WHAT YOU ARE ASKED TO DO
Where "title" appears in a line of the entries below, that line should be copied.

MATERIALS PROVIDED
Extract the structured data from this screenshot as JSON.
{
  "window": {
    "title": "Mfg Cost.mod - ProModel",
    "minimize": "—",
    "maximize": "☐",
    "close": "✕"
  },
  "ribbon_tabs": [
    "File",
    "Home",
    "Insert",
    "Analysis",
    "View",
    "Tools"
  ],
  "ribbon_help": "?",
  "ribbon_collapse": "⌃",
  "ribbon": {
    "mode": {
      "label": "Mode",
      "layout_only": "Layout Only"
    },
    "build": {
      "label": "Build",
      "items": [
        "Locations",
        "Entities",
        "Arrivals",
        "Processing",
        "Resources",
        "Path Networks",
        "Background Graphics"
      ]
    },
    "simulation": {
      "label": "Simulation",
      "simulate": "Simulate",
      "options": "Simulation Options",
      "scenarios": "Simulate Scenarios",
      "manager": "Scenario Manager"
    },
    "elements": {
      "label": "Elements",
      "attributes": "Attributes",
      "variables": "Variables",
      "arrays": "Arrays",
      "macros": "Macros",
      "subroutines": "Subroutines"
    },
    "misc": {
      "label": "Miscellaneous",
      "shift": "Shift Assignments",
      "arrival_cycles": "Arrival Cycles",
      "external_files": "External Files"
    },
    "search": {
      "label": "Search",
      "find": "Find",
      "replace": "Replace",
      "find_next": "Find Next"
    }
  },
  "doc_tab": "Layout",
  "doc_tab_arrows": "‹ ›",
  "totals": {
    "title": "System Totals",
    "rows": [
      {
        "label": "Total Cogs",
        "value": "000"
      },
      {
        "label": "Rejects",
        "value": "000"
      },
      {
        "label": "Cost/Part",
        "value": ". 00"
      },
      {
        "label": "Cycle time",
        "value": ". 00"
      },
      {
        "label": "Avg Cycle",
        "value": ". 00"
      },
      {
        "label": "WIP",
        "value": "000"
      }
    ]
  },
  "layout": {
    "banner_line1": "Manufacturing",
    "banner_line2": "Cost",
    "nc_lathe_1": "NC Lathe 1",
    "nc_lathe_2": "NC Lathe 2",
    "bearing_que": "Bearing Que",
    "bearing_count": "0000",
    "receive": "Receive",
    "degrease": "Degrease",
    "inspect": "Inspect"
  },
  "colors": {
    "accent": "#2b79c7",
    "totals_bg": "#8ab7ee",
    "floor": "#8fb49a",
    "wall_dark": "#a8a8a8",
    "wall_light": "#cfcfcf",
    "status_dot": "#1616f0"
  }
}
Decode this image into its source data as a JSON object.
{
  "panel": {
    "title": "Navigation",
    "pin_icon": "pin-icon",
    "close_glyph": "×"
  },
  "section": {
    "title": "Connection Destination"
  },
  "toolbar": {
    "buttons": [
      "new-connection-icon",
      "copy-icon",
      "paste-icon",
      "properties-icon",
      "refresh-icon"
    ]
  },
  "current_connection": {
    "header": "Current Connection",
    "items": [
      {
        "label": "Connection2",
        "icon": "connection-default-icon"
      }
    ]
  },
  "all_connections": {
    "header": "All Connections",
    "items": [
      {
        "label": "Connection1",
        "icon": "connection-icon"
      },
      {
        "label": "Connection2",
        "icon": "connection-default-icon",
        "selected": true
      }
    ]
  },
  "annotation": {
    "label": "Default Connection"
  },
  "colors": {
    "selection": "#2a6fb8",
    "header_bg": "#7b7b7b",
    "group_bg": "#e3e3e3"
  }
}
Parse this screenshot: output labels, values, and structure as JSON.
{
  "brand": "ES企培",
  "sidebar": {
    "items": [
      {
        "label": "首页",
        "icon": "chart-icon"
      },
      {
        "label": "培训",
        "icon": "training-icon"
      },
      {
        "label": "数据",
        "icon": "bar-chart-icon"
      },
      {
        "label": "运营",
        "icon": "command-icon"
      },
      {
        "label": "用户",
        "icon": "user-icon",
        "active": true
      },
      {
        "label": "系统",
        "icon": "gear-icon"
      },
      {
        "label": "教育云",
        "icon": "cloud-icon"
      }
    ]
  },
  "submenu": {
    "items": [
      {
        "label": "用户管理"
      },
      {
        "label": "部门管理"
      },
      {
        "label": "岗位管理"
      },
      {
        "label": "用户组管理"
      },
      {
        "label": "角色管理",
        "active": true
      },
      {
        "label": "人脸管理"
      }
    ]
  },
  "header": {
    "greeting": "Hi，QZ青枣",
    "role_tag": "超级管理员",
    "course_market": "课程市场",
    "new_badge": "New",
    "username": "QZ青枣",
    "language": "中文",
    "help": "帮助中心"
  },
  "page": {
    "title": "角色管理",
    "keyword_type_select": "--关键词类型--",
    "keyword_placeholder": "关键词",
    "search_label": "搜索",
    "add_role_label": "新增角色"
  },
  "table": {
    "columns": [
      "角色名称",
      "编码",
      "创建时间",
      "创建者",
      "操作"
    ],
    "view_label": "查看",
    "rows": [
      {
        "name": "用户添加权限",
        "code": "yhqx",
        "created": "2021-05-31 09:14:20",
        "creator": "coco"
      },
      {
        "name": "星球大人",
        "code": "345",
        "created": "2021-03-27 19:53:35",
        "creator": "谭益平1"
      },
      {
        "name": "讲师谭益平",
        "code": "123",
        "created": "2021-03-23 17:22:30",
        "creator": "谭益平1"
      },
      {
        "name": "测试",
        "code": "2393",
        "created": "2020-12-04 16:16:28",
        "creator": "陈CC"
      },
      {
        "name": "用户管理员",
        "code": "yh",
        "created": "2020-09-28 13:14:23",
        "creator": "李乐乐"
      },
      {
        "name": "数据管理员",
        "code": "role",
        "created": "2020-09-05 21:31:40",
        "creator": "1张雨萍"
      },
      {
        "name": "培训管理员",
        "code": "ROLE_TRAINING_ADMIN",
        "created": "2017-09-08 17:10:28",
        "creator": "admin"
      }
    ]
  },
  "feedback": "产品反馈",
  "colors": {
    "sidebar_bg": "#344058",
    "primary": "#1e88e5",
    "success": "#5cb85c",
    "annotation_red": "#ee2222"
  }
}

YOUR SOLUTION
    "title": "Mfg Cost.mod - ProModel",
    "title": "System Totals",
    "title": "Navigation",
    "title": "Connection Destination"
    "title": "角色管理",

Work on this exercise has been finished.